AIM OF THE EXERCISE: What lines below contain the string "true"? List them all.

PROVIDED RECORDS:

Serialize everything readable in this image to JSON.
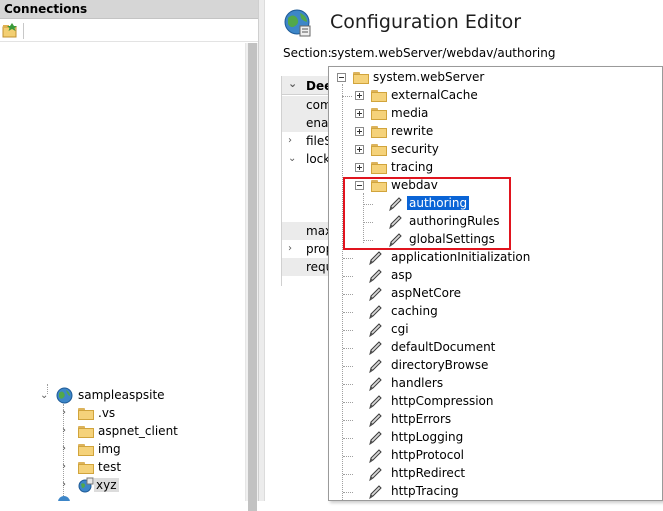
{
  "connections": {
    "title": "Connections",
    "tree": [
      {
        "label": "sampleaspsite",
        "icon": "globe-icon",
        "expanded": true
      },
      {
        "label": ".vs",
        "icon": "folder-icon"
      },
      {
        "label": "aspnet_client",
        "icon": "folder-icon"
      },
      {
        "label": "img",
        "icon": "folder-icon"
      },
      {
        "label": "test",
        "icon": "folder-icon"
      },
      {
        "label": "xyz",
        "icon": "app-icon",
        "selected": true
      }
    ]
  },
  "header": {
    "title": "Configuration Editor",
    "section_label": "Section:",
    "section_value": "system.webServer/webdav/authoring"
  },
  "grid": {
    "header": "Dee",
    "rows": [
      "com",
      "enab",
      "fileS",
      "lock",
      "",
      "",
      "",
      "max",
      "propi",
      "requ"
    ]
  },
  "dropdown": {
    "root": "system.webServer",
    "folders_before": [
      "externalCache",
      "media",
      "rewrite",
      "security",
      "tracing"
    ],
    "webdav": {
      "label": "webdav",
      "children": [
        "authoring",
        "authoringRules",
        "globalSettings"
      ],
      "selected": "authoring"
    },
    "sections": [
      "applicationInitialization",
      "asp",
      "aspNetCore",
      "caching",
      "cgi",
      "defaultDocument",
      "directoryBrowse",
      "handlers",
      "httpCompression",
      "httpErrors",
      "httpLogging",
      "httpProtocol",
      "httpRedirect",
      "httpTracing"
    ]
  },
  "colors": {
    "selection": "#0a64d6",
    "highlight_box": "#e0141e",
    "folder": "#f5d27a"
  }
}
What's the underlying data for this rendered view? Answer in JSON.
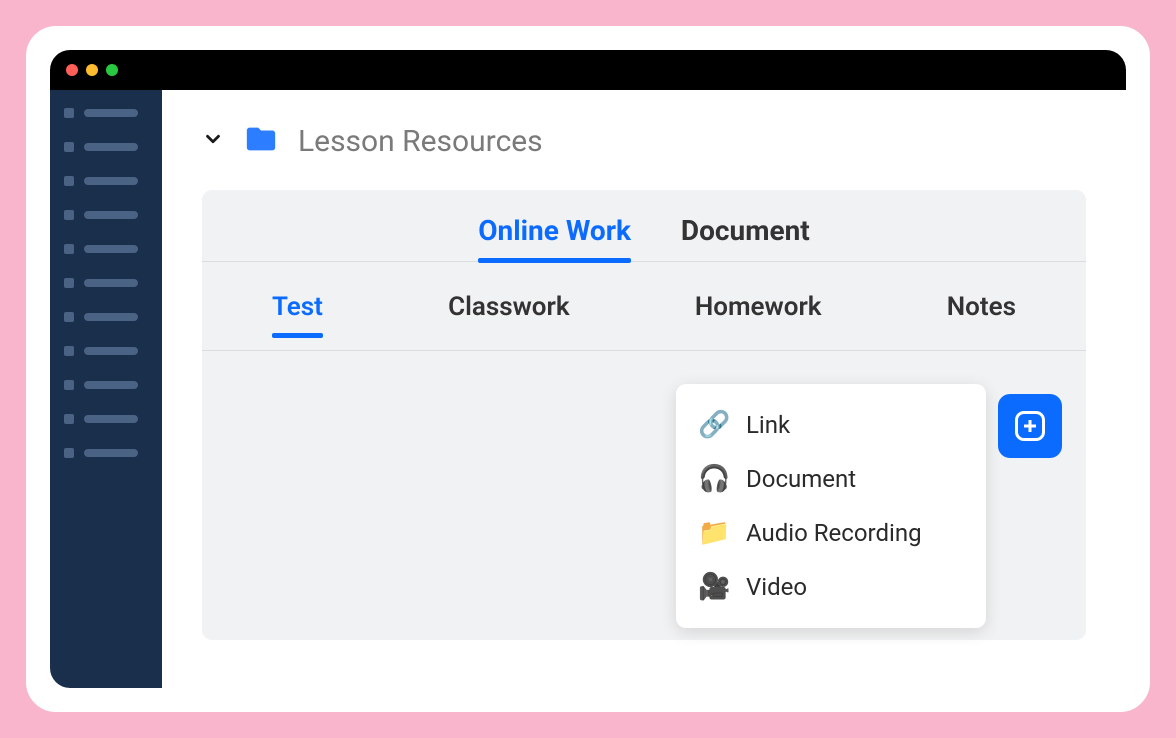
{
  "breadcrumb": {
    "title": "Lesson Resources"
  },
  "tabs_primary": [
    {
      "label": "Online Work",
      "active": true
    },
    {
      "label": "Document",
      "active": false
    }
  ],
  "tabs_secondary": [
    {
      "label": "Test",
      "active": true
    },
    {
      "label": "Classwork",
      "active": false
    },
    {
      "label": "Homework",
      "active": false
    },
    {
      "label": "Notes",
      "active": false
    }
  ],
  "add_menu": [
    {
      "icon": "🔗",
      "label": "Link"
    },
    {
      "icon": "🎧",
      "label": "Document"
    },
    {
      "icon": "📁",
      "label": "Audio Recording"
    },
    {
      "icon": "🎥",
      "label": "Video"
    }
  ],
  "colors": {
    "accent": "#0b6bff",
    "sidebar": "#1a2f4b",
    "frame": "#f9b5cc"
  }
}
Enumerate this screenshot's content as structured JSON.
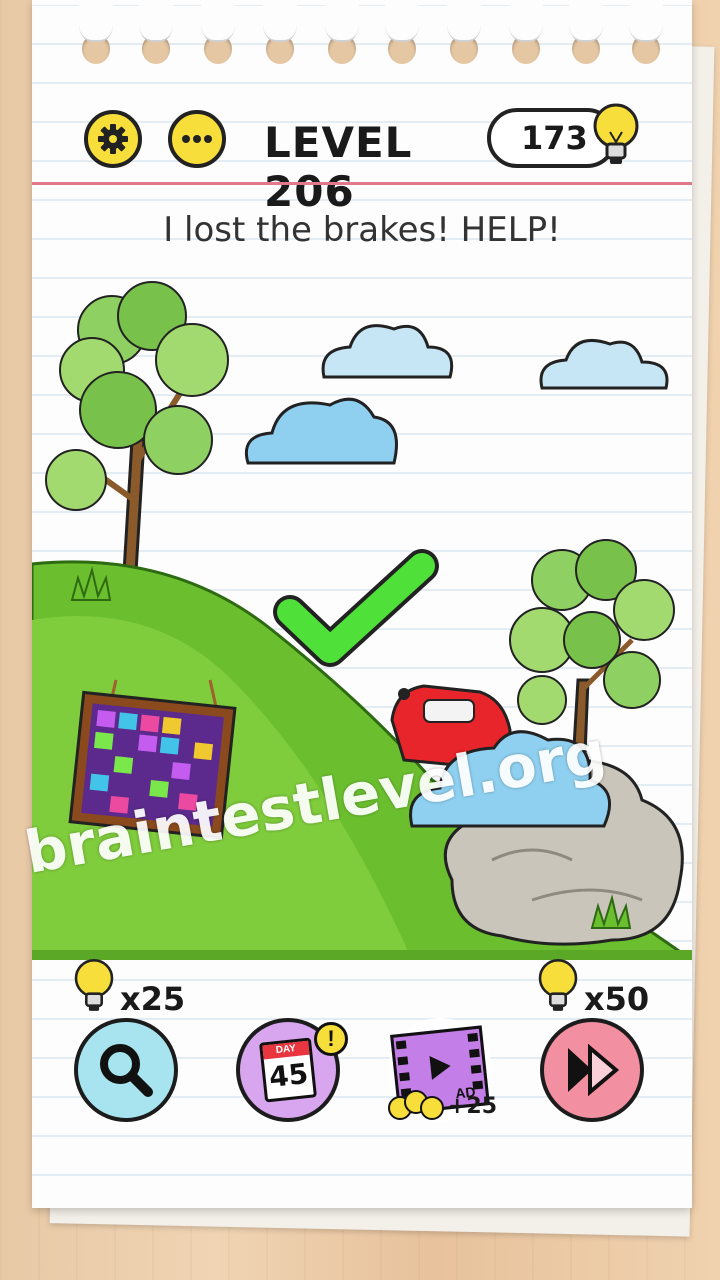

RESULT:
        "expanded": true
        "selected": true
      "active": true
      "active": true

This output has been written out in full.